California’s electrical grid is being pushed to the limit. Last year’s extreme heat events overwhelmed the supply capacity of the electrical grid, leading to brownouts. The principal driver was air conditioning loads.
Regulators are predicting a 3.5GW shortfall of electricity again this summer due to extreme heat events. The impacts of climate change are real, and the state needs to find a means to meet the demands.
Governor Newsom has developed a plan to help prevent capacity overruns during these extreme heat events. His approach includes several measures such as providing battery storage, streamlining the permit process, installing backup batteries, and encouraging large electricity consumers to utilize their backup power plants during grid emergencies.
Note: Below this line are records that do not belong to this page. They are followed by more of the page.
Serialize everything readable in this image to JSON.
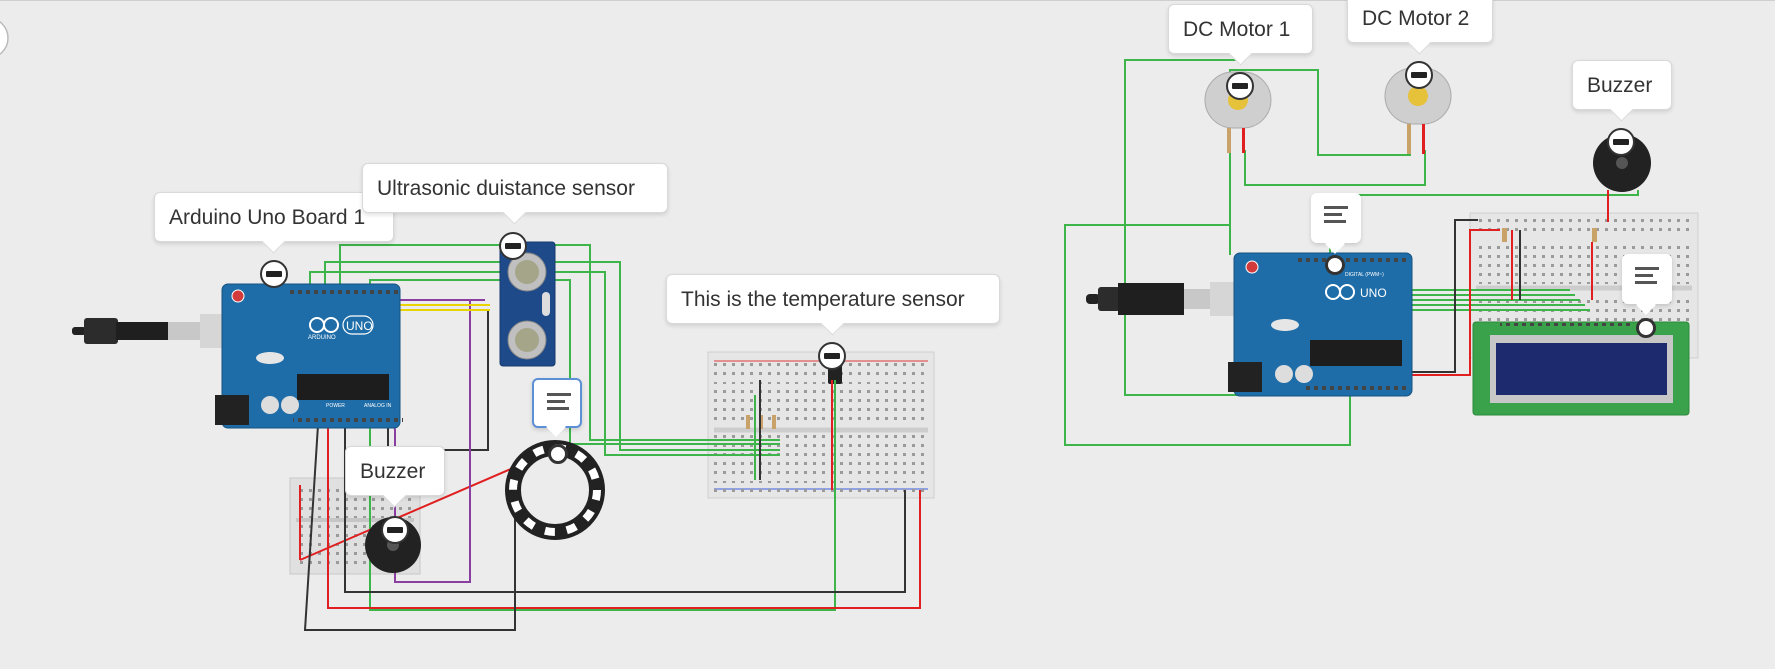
{
  "labels": {
    "arduino1": "Arduino Uno Board 1",
    "ultrasonic": "Ultrasonic duistance sensor",
    "temperature": "This is the temperature sensor",
    "buzzer_left": "Buzzer",
    "motor1": "DC Motor 1",
    "motor2": "DC Motor 2",
    "buzzer_right": "Buzzer"
  },
  "board_text": {
    "uno": "UNO",
    "arduino": "ARDUINO",
    "digital": "DIGITAL (PWM~)",
    "power": "POWER",
    "analog": "ANALOG IN"
  },
  "colors": {
    "canvas": "#ececec",
    "board": "#1f6da8",
    "wire_green": "#3db54a",
    "wire_red": "#e02020",
    "wire_black": "#333333",
    "wire_purple": "#8a3fa0",
    "wire_yellow": "#e8d400",
    "lcd_pcb": "#3aa24a",
    "lcd_screen": "#1d2a6e",
    "breadboard": "#e4e4e4"
  },
  "icons": [
    "note-icon",
    "annotation-pin-icon",
    "usb-plug-icon",
    "arduino-logo-icon"
  ]
}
Perhaps the most significant effort, from the energy efficiency standpoint, is paying for savings during peak use periods. When you consider grid loads, the time savings occur impacts their value. If your efforts provide savings during peak loads on the grid, 4 pm to 9 pm, they are worth more than measures that reduce energy during the middle of the night.
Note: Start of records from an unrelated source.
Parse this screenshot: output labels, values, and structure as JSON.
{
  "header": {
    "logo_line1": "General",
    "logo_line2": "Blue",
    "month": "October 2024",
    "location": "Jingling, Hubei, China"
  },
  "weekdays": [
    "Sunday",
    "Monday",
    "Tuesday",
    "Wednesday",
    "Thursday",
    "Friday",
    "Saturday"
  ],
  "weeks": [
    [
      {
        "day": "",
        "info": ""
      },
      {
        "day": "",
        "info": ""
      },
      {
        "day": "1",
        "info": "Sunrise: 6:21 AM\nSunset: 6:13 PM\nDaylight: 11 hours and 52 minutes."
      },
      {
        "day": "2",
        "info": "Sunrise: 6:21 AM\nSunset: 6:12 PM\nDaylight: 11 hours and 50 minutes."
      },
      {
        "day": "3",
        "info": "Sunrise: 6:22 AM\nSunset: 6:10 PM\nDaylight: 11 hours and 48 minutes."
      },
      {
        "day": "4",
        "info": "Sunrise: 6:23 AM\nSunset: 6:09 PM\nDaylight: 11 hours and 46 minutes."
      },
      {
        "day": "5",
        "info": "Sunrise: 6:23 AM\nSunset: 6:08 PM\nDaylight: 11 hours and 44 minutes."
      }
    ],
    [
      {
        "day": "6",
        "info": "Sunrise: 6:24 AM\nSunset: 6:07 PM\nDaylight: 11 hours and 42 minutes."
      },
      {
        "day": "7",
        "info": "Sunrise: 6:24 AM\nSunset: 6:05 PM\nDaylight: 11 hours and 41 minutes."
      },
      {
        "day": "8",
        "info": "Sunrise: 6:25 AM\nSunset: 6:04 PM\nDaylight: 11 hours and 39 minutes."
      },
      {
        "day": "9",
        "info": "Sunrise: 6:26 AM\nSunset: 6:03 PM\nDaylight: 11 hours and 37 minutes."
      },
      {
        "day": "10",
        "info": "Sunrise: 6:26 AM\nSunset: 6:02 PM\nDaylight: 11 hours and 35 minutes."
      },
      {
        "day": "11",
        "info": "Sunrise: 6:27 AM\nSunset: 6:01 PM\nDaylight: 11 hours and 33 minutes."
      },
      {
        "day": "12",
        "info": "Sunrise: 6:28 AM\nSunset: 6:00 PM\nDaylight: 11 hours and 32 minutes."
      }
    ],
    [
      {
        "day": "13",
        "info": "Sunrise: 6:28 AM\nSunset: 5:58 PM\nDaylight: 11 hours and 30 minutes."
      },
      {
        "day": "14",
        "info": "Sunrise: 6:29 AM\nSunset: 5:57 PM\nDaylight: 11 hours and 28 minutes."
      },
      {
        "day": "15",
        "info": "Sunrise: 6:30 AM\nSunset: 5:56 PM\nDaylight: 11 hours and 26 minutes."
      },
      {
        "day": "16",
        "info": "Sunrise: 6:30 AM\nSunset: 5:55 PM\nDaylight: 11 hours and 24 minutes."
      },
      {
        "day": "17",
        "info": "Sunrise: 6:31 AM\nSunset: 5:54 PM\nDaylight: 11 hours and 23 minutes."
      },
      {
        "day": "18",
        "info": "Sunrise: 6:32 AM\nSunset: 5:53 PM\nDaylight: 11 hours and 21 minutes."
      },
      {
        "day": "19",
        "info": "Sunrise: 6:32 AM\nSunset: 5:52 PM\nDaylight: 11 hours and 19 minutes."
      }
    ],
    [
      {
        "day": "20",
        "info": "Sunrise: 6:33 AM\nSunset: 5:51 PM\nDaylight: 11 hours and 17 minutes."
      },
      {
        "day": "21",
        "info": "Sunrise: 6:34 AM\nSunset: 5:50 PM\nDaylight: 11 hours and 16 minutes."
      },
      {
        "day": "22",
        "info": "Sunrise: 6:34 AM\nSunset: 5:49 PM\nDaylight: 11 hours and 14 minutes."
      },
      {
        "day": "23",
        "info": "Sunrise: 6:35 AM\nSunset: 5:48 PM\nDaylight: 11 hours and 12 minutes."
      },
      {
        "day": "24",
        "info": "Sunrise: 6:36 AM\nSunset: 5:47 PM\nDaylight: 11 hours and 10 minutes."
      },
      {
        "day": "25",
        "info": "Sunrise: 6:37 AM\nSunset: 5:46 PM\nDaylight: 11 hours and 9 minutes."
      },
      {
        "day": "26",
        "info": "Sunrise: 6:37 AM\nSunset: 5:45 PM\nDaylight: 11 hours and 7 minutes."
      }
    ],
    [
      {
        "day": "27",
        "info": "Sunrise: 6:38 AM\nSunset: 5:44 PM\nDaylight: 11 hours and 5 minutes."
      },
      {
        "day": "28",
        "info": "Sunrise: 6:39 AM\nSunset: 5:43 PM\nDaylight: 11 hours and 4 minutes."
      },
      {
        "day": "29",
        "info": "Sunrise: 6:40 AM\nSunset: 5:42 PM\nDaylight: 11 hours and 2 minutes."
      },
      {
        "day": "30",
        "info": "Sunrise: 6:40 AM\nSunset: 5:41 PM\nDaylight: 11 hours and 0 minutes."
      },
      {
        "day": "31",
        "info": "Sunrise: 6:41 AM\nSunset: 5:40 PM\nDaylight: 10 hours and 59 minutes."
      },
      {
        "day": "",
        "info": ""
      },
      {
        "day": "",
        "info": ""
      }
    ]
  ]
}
How much are these peak load savings worth? Millions of dollars. That’s great news for home performance, and HVAC contractors as building envelope and high-performance air conditioning systems are very effective at reducing peak loads.
Governor Newsom and the CPUC authorize $150M in rebates for peak load reduction efforts!
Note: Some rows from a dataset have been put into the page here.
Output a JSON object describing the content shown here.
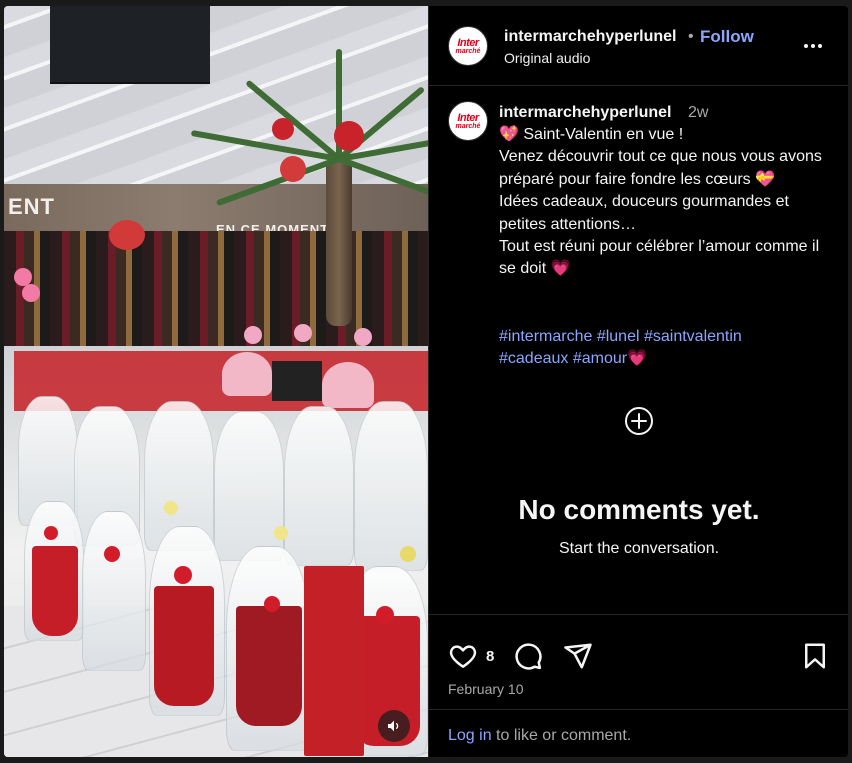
{
  "post": {
    "username": "intermarchehyperlunel",
    "follow_label": "Follow",
    "dot": "•",
    "audio_label": "Original audio",
    "time_ago": "2w",
    "avatar_logo_top": "Inter",
    "avatar_logo_bottom": "marché",
    "caption_text": "💖 Saint-Valentin en vue !\nVenez découvrir tout ce que nous vous avons préparé pour faire fondre les cœurs 💝\nIdées cadeaux, douceurs gourmandes et petites attentions…\nTout est réuni pour célébrer l’amour comme il se doit 💗",
    "hashtags": [
      "#intermarche",
      "#lunel",
      "#saintvalentin",
      "#cadeaux",
      "#amour"
    ],
    "hashtag_trailing_emoji": "💗",
    "media_sign_left": "ENT",
    "media_sign_right": "EN CE MOMENT"
  },
  "comments": {
    "empty_title": "No comments yet.",
    "empty_subtitle": "Start the conversation."
  },
  "actions": {
    "like_count": "8",
    "date": "February 10",
    "icons": [
      "heart-icon",
      "comment-icon",
      "share-icon",
      "bookmark-icon"
    ]
  },
  "footer": {
    "login_label": "Log in",
    "rest_label": "to like or comment."
  },
  "colors": {
    "background": "#000000",
    "link": "#8aa6ff",
    "muted": "#a8a8a8",
    "text": "#f5f5f5",
    "brand_red": "#e2001a"
  }
}
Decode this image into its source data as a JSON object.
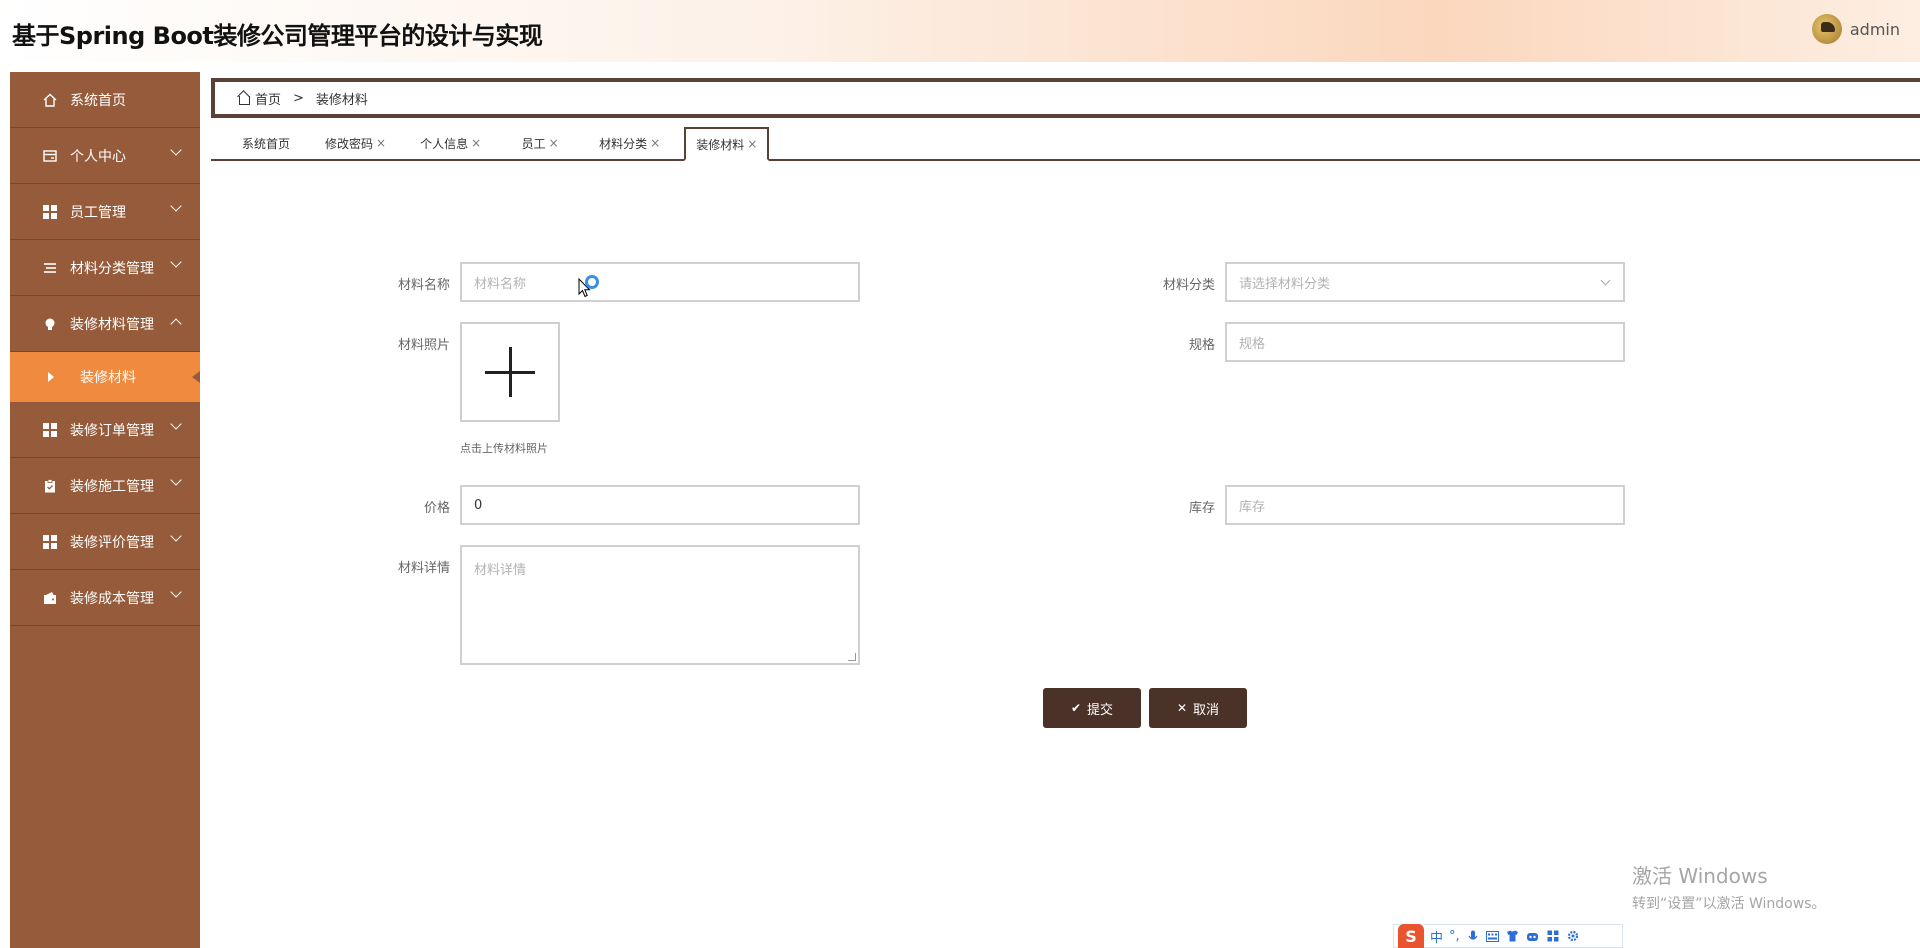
{
  "header": {
    "title": "基于Spring Boot装修公司管理平台的设计与实现",
    "username": "admin"
  },
  "sidebar": {
    "items": [
      {
        "label": "系统首页",
        "icon": "home-icon"
      },
      {
        "label": "个人中心",
        "icon": "card-icon"
      },
      {
        "label": "员工管理",
        "icon": "grid-icon"
      },
      {
        "label": "材料分类管理",
        "icon": "list-icon"
      },
      {
        "label": "装修材料管理",
        "icon": "bulb-icon"
      },
      {
        "label": "装修订单管理",
        "icon": "grid-icon"
      },
      {
        "label": "装修施工管理",
        "icon": "clipboard-icon"
      },
      {
        "label": "装修评价管理",
        "icon": "grid-icon"
      },
      {
        "label": "装修成本管理",
        "icon": "wallet-icon"
      }
    ],
    "active_sub": "装修材料"
  },
  "breadcrumb": {
    "home": "首页",
    "separator": ">",
    "current": "装修材料"
  },
  "tabs": [
    {
      "label": "系统首页",
      "closable": false
    },
    {
      "label": "修改密码",
      "closable": true
    },
    {
      "label": "个人信息",
      "closable": true
    },
    {
      "label": "员工",
      "closable": true
    },
    {
      "label": "材料分类",
      "closable": true
    },
    {
      "label": "装修材料",
      "closable": true,
      "active": true
    }
  ],
  "tab_close_glyph": "×",
  "form": {
    "name_label": "材料名称",
    "name_placeholder": "材料名称",
    "category_label": "材料分类",
    "category_placeholder": "请选择材料分类",
    "photo_label": "材料照片",
    "photo_hint": "点击上传材料照片",
    "spec_label": "规格",
    "spec_placeholder": "规格",
    "price_label": "价格",
    "price_value": "0",
    "stock_label": "库存",
    "stock_placeholder": "库存",
    "detail_label": "材料详情",
    "detail_placeholder": "材料详情"
  },
  "buttons": {
    "submit": "提交",
    "cancel": "取消"
  },
  "watermark": {
    "title": "激活 Windows",
    "subtitle": "转到“设置”以激活 Windows。"
  },
  "ime": {
    "logo": "S",
    "mode": "中",
    "punct": "°,"
  },
  "colors": {
    "sidebar_bg": "#965b3a",
    "active_sub_bg": "#f08a3e",
    "button_bg": "#4a3228",
    "border_dark": "#5a4035"
  }
}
That is not a typo. The state has allocated $150 million to be paid out to companies that reduce electrical demand during summer peak load events. The rebates focus on the actual measured savings, regardless of how they are achieved.
This new approach sets the stage for providing rebates for various solutions rather than individual measures. For example, advanced building controls that increase set points during peak loads to reduce air conditioning loads. Variable-capacity air conditioning systems, building envelope improvements, Smart EV chargers, shifting loads to backup storage systems all become viable means of reducing stress on the grid during extreme weather (heat) events.
The advantage of this “by any means” approach is the focus is on the measured savings, not how you achieved them. Paying rebates, based on measured savings, streamlines traditional rebate programs’ complicated and cumbersome approach. With this new FLEXmarket approach, you get paid if you can prove that your efforts save during the peak load period. It’s that simple.
The California Market Access program, also referred to as FLEXmarket, is available to all parties.
Want to learn more and see if your company can benefit? The first step is to learn more about the specific details by reviewing the FLEXmarket website, supported by RECURVE.